The A380 could potentially be an excellent cargo aircraft. It’s big, it flies a long way and has plenty of onboard space for pallets. But how would it actually be loaded?
Why are airlines interested in cargo?
Cargo has become king in the world of aviation, as airlines scramble to find ways to meet the massive demand from freight forwarders. Typically, 50% of air cargo is transported by passenger flights, but with most of the aircraft in the world grounded during the current crisis, cargo is not moving as normal.
The demand has reached such a point that prices have gone through the roof, and those airlines that can ‘convert’ existing aircraft into cargo carriers stand to make significant money. Carriers have been loading cargo inside the passenger cabins, on individual seat pallets, to carry as much as possible.
Even airframe builders are getting in on the action, with Airbus building kits to convert existing aircraft into cargo aircraft. But not the Airbus A380.
The A380 has all the hallmarks of a potentially excellent cargo aircraft.
- Plenty of interior space onboard for cargo.
- Excellent range and can fly across the globe.
- Not in use for passengers and currently grounded worldwide.
While the A380 could be an excellent cargo aircraft for those that operate it, there is one big issue… how do you load cargo onboard?

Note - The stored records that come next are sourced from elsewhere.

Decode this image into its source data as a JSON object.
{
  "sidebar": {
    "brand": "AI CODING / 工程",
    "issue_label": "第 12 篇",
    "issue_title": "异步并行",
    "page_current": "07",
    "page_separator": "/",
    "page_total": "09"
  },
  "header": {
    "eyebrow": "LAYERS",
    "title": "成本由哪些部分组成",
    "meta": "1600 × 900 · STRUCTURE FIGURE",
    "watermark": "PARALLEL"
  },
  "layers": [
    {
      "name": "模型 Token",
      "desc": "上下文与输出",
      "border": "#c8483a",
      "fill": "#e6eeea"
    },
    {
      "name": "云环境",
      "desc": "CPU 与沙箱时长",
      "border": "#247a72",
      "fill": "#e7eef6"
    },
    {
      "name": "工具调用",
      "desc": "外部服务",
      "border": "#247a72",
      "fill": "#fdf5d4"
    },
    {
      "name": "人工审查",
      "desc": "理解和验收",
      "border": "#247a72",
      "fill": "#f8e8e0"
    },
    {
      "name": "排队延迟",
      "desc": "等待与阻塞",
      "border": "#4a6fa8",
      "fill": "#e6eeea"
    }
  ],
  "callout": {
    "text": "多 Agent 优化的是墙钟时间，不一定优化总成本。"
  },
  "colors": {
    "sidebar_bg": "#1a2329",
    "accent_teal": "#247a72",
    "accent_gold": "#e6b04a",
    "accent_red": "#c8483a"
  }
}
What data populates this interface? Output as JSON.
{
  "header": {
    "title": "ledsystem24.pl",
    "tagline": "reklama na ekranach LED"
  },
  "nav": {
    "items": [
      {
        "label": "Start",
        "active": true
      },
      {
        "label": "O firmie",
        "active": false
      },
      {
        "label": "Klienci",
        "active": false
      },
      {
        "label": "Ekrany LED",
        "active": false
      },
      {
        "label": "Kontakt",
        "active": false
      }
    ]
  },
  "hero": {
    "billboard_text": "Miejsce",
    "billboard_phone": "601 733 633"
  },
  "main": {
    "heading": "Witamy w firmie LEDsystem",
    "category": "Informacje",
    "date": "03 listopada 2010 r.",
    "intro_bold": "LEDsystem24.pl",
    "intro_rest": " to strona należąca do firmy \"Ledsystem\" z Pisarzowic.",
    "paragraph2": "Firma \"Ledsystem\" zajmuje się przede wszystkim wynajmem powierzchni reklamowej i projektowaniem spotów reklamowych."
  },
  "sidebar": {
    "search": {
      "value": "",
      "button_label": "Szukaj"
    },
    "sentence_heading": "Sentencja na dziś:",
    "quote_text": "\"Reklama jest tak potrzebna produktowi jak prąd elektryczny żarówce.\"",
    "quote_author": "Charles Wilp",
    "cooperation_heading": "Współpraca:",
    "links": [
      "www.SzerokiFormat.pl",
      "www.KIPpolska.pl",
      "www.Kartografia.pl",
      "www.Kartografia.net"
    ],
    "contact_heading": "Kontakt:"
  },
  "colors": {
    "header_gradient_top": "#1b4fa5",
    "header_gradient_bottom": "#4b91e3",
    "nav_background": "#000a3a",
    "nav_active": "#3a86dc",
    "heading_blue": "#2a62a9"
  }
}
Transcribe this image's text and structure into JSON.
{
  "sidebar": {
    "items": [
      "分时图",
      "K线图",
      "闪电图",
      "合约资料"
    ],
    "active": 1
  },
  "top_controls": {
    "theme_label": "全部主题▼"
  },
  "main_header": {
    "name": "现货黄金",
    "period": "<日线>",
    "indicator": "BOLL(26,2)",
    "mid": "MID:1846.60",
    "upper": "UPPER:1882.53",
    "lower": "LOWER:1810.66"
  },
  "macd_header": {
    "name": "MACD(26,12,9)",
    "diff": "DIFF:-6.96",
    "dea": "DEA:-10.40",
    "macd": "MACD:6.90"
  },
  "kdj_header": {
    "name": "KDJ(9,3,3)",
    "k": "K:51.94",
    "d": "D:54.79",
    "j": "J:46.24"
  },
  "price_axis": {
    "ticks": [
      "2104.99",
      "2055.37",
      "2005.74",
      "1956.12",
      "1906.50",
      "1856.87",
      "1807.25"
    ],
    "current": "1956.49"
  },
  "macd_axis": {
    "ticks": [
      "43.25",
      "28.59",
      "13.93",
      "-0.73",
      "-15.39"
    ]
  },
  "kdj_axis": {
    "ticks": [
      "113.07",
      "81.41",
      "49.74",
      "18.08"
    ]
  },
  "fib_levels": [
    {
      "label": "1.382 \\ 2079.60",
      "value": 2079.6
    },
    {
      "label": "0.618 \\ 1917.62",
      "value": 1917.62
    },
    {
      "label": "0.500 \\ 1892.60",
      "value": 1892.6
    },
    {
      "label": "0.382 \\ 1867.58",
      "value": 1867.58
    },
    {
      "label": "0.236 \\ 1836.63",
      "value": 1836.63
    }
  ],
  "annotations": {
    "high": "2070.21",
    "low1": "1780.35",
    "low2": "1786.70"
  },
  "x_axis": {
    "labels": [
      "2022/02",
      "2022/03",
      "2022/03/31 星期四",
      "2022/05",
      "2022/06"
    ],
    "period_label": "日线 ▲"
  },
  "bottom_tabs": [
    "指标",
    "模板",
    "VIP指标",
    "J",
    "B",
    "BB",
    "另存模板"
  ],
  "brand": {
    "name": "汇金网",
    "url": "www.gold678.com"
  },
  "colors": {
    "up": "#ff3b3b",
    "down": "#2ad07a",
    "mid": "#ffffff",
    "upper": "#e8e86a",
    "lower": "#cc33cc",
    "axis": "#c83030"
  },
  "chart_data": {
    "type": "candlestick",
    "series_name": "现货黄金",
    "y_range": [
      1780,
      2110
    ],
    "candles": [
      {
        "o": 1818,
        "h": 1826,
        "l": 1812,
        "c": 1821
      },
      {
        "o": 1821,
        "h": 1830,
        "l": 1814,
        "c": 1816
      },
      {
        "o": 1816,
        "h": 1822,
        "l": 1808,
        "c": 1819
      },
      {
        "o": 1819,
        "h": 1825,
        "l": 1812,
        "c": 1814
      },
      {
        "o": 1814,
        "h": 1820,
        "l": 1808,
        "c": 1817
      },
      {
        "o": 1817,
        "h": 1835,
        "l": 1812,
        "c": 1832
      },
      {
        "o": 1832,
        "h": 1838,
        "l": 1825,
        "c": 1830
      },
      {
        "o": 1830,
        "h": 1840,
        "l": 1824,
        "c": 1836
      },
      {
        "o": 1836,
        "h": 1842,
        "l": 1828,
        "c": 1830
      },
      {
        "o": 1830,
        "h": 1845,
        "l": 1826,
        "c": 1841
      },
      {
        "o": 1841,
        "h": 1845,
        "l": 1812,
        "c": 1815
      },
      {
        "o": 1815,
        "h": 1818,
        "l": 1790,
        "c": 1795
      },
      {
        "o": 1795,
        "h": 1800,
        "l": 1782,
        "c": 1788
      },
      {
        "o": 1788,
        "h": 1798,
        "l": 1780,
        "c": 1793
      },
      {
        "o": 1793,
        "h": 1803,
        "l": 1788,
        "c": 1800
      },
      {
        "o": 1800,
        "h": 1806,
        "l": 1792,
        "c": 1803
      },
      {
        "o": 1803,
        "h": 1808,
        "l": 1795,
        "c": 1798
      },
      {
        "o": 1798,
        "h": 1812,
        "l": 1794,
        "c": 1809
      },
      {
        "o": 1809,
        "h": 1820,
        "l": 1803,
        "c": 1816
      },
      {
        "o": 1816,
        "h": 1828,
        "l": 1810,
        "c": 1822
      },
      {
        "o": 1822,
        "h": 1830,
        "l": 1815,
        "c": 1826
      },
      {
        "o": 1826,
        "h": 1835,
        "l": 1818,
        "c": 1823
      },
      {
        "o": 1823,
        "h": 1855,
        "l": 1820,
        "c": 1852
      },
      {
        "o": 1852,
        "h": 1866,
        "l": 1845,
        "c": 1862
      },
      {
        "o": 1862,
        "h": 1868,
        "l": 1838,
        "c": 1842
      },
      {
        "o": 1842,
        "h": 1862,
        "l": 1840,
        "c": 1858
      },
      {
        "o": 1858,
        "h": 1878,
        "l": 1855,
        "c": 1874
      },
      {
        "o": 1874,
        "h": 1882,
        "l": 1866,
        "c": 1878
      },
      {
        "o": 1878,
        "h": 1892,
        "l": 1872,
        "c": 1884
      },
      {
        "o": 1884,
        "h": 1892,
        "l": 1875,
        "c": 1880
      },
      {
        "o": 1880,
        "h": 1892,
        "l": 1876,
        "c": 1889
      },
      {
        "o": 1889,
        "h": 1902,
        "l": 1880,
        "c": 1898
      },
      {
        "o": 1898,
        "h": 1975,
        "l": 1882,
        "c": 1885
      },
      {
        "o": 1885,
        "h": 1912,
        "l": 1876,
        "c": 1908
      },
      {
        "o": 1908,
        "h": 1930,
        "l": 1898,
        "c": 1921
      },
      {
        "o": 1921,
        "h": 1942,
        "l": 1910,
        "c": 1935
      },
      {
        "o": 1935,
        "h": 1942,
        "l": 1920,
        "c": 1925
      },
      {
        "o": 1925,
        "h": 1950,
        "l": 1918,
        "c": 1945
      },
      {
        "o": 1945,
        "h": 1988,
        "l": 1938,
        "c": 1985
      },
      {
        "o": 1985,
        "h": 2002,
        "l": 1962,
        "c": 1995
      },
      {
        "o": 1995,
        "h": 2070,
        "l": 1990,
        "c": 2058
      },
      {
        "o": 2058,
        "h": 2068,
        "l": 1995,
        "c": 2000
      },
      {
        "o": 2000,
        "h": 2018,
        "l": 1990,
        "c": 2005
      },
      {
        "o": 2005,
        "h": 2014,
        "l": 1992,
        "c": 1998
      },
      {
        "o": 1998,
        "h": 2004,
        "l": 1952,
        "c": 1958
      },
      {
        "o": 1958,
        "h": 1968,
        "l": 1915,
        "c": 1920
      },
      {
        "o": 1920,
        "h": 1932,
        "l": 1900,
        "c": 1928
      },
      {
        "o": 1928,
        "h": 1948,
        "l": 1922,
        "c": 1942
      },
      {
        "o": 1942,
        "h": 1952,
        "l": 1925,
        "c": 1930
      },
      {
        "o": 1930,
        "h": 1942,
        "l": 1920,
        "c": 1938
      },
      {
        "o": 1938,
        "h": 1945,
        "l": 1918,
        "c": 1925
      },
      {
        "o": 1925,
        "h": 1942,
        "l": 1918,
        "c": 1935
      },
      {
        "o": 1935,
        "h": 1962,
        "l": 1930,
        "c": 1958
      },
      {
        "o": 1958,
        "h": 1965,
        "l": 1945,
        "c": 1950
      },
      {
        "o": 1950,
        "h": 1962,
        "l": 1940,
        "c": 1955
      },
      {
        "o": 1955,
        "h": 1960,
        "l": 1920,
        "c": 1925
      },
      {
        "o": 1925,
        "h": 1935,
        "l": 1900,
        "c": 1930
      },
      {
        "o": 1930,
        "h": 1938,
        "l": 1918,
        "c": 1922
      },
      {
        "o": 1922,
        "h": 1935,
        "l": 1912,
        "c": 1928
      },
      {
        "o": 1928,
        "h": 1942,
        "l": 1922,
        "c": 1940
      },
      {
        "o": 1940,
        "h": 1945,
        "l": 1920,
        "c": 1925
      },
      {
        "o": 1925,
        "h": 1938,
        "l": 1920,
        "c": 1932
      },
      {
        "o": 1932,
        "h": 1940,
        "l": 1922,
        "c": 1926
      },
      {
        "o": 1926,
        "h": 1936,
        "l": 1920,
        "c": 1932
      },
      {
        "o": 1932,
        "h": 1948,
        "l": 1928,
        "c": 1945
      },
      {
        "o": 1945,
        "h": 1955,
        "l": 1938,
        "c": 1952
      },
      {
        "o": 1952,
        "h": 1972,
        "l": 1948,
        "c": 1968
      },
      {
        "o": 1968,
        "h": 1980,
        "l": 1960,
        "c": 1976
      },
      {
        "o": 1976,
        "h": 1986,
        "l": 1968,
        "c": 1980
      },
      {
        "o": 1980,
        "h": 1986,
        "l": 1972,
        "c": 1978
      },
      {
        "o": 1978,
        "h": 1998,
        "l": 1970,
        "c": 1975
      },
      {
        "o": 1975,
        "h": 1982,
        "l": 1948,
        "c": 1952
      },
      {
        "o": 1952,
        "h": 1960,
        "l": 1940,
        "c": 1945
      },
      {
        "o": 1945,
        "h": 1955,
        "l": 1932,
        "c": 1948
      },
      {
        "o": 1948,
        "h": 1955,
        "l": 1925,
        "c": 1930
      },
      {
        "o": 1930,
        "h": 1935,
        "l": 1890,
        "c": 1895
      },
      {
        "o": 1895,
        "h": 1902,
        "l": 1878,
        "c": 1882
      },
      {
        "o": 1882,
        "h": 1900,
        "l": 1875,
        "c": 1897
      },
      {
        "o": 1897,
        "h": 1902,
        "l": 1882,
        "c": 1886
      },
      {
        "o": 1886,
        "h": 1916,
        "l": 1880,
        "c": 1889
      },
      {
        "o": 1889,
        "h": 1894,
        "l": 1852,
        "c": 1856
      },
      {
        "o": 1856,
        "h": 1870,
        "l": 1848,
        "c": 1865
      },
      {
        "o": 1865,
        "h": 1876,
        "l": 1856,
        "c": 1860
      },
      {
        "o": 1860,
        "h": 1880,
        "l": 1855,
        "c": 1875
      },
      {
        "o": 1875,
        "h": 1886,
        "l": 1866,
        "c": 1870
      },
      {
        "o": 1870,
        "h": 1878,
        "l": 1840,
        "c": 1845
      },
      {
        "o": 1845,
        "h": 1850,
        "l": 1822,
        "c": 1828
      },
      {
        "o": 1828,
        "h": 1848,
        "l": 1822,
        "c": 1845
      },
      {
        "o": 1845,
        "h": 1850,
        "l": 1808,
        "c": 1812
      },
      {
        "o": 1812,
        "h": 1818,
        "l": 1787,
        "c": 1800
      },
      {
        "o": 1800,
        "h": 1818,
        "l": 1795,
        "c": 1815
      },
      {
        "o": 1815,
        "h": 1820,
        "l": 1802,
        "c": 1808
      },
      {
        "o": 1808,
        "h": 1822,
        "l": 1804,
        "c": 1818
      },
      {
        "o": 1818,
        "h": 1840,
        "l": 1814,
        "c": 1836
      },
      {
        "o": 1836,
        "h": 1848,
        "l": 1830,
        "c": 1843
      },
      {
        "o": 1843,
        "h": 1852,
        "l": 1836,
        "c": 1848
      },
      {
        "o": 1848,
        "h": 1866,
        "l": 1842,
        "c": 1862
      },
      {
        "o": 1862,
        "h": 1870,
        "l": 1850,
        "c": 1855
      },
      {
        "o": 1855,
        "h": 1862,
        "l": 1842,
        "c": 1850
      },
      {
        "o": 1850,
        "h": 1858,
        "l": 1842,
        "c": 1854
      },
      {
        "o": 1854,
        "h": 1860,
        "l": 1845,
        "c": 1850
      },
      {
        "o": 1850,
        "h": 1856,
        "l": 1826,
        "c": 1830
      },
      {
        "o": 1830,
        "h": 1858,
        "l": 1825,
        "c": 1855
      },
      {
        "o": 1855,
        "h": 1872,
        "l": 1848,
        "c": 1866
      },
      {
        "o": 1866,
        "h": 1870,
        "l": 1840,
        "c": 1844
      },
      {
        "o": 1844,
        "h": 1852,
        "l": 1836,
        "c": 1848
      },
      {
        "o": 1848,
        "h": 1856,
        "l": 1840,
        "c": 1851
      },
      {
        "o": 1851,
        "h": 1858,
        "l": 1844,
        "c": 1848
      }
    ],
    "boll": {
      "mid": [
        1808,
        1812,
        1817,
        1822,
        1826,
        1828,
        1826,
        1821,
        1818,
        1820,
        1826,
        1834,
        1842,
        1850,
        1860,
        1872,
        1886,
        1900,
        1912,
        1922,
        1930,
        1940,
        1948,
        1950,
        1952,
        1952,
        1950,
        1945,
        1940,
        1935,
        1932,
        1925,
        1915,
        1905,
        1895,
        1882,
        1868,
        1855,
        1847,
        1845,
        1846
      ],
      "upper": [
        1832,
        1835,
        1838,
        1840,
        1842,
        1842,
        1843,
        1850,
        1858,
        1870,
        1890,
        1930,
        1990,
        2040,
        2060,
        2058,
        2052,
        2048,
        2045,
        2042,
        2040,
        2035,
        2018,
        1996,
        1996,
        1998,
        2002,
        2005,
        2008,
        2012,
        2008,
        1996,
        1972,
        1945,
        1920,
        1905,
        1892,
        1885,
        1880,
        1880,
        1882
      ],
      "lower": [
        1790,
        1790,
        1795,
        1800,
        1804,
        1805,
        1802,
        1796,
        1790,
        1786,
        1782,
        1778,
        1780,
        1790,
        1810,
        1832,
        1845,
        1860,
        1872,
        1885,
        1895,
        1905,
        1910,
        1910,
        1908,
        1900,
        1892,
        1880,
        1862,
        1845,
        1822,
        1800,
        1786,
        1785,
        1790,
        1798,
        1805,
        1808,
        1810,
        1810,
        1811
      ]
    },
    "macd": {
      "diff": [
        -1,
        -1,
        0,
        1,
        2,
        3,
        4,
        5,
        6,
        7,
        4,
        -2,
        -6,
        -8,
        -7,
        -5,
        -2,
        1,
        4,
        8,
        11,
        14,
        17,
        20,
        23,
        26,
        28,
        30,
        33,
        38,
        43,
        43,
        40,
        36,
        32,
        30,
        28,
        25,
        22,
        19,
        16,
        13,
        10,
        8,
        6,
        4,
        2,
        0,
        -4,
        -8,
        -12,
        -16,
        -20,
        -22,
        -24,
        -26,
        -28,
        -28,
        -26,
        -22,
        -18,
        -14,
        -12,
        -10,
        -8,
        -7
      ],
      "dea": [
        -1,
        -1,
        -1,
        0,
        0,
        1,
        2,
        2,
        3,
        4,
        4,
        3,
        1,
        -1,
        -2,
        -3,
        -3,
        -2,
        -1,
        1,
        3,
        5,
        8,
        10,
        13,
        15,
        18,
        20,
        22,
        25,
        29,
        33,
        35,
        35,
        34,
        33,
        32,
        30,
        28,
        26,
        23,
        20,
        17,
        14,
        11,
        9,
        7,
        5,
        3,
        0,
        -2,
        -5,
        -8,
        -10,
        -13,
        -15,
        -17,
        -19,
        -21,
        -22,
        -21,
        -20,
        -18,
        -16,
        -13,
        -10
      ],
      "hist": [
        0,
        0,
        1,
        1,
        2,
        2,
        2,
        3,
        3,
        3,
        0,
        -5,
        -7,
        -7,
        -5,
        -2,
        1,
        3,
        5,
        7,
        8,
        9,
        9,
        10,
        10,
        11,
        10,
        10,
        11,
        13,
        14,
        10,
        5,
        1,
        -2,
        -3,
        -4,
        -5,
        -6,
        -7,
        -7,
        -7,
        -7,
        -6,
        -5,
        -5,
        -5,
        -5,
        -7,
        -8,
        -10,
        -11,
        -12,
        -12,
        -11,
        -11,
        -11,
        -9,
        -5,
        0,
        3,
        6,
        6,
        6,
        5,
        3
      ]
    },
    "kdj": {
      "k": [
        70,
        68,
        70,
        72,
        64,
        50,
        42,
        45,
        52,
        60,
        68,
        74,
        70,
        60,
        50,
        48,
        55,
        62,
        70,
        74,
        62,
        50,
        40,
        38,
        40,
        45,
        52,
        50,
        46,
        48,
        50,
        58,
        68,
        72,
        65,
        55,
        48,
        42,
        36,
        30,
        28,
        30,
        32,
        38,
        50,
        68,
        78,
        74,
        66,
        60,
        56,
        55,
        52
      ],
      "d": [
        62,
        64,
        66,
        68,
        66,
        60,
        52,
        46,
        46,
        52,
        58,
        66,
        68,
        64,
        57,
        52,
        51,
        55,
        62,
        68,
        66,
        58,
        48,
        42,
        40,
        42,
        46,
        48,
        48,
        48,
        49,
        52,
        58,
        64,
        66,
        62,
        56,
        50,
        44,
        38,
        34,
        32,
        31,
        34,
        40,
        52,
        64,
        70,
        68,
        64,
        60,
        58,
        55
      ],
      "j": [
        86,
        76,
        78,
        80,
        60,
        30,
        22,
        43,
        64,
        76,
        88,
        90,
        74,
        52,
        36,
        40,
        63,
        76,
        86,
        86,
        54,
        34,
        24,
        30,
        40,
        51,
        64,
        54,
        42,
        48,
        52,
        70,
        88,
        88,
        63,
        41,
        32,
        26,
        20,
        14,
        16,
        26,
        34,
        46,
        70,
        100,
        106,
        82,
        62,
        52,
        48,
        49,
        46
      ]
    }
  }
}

How to get goods on board the A380
Airbus did indeed mull an A380F, which would sport some interesting differences over the passenger type. These included a higher MTOW (an extra 32,000 lb) but a reduction in range of some 2,400 nm. Airbus said at the time that these two factors could be traded off, with less weight equaling more range, and even proposed an extra-long-range version that would have an additional central fuel tank.
Most interesting, however, was the addition of cargo doors. The early concept of an A380F was to be configured with a main deck cargo door, measuring 11 ft 3 ins by 8 ft 3 ins. This would be located in the aft fuselage, allowing for easy loading into the lower floor from the rear.
For the upper deck, a second cargo door was proposed, which would have been located on the forward fuselage. Airbus considered a nose loading door, similar to that seen on the 747, but ditched the idea as it would have required the flight deck to be raised above the top deck. Imagine an A380 with a 747-style ‘hump’ on top – the weight and drag penalties of this design would have been severe.
Still, the A380F looked good on paper. Simulations showed that, thanks to the simultaneous loading made possible thanks to the twin cargo doors, it could be turned around at least 15 minutes faster than the 747.
Despite the positive appearance of the A380F on paper, the plane was never built. Airbus did patent a ‘combi’ version of the A380, which would carry up to 11 pallets (77,000 lb) of cargo and still be able to take 380 passengers on its deck, in addition to 33,000 lb of freight in the belly. This too was never built.
The flaws of an A380 as a P2C conversion
Airlines are increasingly using passenger planes as makeshift cargo aircraft, something the Lufthansa boss Carsten Spohr has coined ‘P2C’ conversions – passenger to cargo.
There is one difference between an A380 and every other passenger aircraft; the A380 has a second passenger deck running the length of the plane. While this is fantastic for passengers and selling more seats on routes, the second level is not designed for dense cargo. The floor is not strong enough to hold much more than the people and seats for which it was designed.
It’s because of this flaw that, if you loaded the A380, you would run out of allowed weight before you ran out of physical space. Unless the cargo is very light (for example, masks and gloves), then the A380 is not ideal.
Additionally, how do you load cargo on the second passenger level? The passenger Airbus A380 does not have a cargo door on the upper level, nor does it have an opening cargo door on its nose that swings open like the Boeing 747 freighter. Even worse, most airports lack a cargo scissor lift that can go higher than the lower passenger deck.
This means that every item of cargo big or small needs to be transported through the jet bridge to the upper-level, or painfully carried up the two stairwells onboard. The A380 doesn’t have an internal lift inside for cargo, although once a private A380 was designed with one. If the airport has neither the jetbridge for the second level nor scissor lifts that can reach it, then it is not a practical transport.
Lastly, the A380 will take a long time to load up with cargo, and may not be able to carry much more than a Boeing 777-300ER or 747. For some airlines that still have both in service (like Singapore Airlines), there isn’t much reason to bring the A380 back for cargo runs.
So, while a bespoke designed cargo A380 could indeed work (or a passenger variant that has undergone extensive modification), simply using a passenger configured A380 for cargo shipments is unlikely to be ideal. However, there is an A380 right now sitting in Lufthansa Technik’s hangar which is being modified for freight; perhaps this will have the twin cargo doors and become the first A380 ‘combi’ the world has ever seen?